▸ **TASK DETAILS**:
Report back every line below that carries the word "What".

▸ **RECORDS PROVIDED**:
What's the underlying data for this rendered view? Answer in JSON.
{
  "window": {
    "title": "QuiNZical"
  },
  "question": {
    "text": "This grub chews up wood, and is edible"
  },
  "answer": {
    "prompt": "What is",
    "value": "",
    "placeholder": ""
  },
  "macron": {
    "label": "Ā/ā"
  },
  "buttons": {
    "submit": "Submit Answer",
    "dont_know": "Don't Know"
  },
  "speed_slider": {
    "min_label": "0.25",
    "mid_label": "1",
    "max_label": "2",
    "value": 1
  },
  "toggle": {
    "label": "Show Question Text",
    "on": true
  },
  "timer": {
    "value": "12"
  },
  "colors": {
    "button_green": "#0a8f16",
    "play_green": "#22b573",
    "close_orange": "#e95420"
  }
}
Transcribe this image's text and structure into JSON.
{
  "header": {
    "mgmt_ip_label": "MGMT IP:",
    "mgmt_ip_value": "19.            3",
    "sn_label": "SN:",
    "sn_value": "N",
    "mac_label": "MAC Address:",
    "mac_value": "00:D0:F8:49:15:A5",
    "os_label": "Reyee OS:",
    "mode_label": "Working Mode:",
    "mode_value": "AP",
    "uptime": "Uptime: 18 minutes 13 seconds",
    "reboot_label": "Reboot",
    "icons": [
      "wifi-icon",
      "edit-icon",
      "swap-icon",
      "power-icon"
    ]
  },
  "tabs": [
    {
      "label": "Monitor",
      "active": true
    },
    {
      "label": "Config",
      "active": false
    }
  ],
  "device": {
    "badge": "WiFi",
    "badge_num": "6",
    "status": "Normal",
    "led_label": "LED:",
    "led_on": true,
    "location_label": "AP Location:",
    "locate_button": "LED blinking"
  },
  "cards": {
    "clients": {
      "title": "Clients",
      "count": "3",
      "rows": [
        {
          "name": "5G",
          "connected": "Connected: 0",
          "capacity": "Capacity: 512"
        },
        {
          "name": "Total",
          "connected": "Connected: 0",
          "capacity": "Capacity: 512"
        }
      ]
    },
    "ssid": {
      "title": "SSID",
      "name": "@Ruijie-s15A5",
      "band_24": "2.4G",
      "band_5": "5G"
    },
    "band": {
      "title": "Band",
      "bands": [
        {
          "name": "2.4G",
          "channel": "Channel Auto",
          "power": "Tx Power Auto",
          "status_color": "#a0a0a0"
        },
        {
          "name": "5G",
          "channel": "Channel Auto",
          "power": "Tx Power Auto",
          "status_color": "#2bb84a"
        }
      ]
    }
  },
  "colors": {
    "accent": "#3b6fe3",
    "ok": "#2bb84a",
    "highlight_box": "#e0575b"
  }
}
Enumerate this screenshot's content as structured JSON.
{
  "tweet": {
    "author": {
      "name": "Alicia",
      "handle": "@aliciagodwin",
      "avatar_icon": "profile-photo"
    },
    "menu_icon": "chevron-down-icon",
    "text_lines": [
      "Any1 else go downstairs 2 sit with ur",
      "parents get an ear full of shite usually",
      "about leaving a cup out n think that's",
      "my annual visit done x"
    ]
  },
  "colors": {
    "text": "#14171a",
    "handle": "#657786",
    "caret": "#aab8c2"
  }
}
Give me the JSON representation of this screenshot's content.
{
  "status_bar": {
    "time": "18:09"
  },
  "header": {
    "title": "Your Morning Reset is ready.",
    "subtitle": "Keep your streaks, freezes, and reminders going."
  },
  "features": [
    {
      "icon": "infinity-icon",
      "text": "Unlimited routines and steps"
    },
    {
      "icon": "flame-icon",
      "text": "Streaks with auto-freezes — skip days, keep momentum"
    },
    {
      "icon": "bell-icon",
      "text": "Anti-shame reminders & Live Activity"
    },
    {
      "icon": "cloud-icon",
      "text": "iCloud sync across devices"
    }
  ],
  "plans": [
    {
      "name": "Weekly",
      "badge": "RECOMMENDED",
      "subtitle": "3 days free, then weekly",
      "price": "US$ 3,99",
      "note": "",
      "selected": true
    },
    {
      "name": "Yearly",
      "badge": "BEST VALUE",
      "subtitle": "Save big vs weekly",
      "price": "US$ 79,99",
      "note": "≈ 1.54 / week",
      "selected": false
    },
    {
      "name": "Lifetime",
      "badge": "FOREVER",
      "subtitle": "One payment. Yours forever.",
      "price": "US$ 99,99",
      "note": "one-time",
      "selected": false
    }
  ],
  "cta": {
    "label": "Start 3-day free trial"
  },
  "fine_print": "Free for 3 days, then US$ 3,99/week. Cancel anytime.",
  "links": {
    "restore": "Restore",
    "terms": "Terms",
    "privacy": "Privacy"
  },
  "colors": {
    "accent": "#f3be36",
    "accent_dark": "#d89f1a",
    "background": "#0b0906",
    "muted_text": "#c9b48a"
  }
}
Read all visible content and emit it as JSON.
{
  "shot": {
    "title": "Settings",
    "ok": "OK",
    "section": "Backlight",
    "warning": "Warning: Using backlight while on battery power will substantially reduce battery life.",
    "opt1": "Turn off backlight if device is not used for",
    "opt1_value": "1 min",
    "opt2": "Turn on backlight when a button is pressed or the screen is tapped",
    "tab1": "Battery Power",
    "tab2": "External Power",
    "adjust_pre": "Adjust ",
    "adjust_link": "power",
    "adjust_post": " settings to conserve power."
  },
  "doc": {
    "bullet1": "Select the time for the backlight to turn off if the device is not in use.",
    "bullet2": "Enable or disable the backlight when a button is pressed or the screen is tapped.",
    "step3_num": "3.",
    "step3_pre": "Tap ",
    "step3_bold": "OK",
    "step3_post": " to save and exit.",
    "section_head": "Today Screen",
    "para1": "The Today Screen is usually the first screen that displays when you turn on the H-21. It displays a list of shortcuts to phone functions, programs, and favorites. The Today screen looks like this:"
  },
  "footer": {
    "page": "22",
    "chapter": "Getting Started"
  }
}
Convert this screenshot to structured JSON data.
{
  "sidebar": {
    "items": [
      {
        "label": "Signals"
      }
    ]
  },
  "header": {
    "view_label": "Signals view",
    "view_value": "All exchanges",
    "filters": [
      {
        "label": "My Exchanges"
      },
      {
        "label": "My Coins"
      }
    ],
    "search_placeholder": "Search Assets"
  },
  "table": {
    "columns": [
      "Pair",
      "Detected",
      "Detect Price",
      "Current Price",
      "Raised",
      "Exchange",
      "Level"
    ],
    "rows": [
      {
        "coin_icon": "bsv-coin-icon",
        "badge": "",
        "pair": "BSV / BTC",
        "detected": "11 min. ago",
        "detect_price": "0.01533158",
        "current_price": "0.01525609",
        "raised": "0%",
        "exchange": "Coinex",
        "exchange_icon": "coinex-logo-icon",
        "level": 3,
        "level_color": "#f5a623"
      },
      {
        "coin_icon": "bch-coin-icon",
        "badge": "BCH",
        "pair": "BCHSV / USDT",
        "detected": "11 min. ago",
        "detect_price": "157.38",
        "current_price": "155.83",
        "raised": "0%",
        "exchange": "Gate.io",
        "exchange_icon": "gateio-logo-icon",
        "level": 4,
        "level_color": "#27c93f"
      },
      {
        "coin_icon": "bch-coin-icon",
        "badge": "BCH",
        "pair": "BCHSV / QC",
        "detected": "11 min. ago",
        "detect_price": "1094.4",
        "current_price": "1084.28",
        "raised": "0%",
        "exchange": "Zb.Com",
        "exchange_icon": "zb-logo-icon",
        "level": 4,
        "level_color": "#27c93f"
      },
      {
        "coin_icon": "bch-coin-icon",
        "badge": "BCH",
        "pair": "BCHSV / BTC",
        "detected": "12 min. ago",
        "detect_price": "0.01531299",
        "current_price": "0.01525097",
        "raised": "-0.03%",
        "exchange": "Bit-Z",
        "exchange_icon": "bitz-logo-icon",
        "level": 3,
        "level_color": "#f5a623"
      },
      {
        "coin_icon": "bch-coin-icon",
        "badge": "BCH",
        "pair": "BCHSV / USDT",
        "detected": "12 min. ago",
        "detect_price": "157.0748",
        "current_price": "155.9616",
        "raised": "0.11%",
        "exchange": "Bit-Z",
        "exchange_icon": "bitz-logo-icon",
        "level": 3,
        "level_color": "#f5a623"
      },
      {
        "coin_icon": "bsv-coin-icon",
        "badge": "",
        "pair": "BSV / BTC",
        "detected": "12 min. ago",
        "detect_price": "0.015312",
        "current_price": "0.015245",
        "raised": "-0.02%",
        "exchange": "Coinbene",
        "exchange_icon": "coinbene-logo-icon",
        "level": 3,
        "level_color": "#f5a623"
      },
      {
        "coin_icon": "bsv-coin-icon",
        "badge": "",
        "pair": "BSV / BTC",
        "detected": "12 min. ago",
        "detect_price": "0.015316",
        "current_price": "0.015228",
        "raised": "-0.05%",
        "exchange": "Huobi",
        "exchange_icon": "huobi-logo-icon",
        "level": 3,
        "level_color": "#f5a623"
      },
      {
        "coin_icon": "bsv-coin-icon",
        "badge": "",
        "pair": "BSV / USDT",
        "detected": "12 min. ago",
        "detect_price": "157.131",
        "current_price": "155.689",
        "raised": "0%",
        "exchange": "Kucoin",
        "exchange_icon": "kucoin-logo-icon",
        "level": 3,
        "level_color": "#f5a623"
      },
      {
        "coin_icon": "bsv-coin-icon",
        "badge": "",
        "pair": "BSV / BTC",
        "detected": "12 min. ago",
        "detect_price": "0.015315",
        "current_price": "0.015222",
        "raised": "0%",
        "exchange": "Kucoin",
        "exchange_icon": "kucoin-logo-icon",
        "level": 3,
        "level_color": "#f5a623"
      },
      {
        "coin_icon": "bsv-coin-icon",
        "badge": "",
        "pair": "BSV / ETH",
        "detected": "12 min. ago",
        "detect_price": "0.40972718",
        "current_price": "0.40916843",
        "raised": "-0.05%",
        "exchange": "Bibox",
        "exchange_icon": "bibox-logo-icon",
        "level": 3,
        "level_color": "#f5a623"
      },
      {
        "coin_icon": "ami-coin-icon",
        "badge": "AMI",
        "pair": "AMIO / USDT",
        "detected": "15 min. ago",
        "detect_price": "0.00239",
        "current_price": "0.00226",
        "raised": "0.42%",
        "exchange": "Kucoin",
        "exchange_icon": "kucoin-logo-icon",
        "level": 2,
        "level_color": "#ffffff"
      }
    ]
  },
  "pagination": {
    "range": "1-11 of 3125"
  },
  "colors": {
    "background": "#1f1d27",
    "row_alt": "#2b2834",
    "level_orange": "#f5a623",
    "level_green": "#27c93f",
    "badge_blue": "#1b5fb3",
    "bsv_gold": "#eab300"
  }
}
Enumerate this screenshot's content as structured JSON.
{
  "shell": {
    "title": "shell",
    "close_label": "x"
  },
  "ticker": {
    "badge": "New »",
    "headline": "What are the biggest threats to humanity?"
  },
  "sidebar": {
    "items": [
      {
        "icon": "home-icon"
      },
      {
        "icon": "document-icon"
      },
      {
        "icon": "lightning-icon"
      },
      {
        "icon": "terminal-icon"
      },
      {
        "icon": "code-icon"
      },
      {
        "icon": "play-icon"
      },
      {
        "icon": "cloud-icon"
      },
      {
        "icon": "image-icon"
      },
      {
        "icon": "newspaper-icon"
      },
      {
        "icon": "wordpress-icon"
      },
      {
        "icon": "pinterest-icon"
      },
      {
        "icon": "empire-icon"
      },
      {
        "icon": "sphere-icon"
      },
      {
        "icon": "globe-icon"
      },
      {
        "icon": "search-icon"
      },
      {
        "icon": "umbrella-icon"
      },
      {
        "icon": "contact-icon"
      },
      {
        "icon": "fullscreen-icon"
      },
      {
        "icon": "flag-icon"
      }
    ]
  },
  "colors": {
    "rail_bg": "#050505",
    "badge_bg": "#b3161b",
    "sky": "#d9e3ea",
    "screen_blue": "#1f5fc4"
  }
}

▸ **WRITTEN SOLUTION**:
What's the underlying data for this rendered view? Answer in JSON.
    "prompt": "What is",
    "headline": "What are the biggest threats to humanity?"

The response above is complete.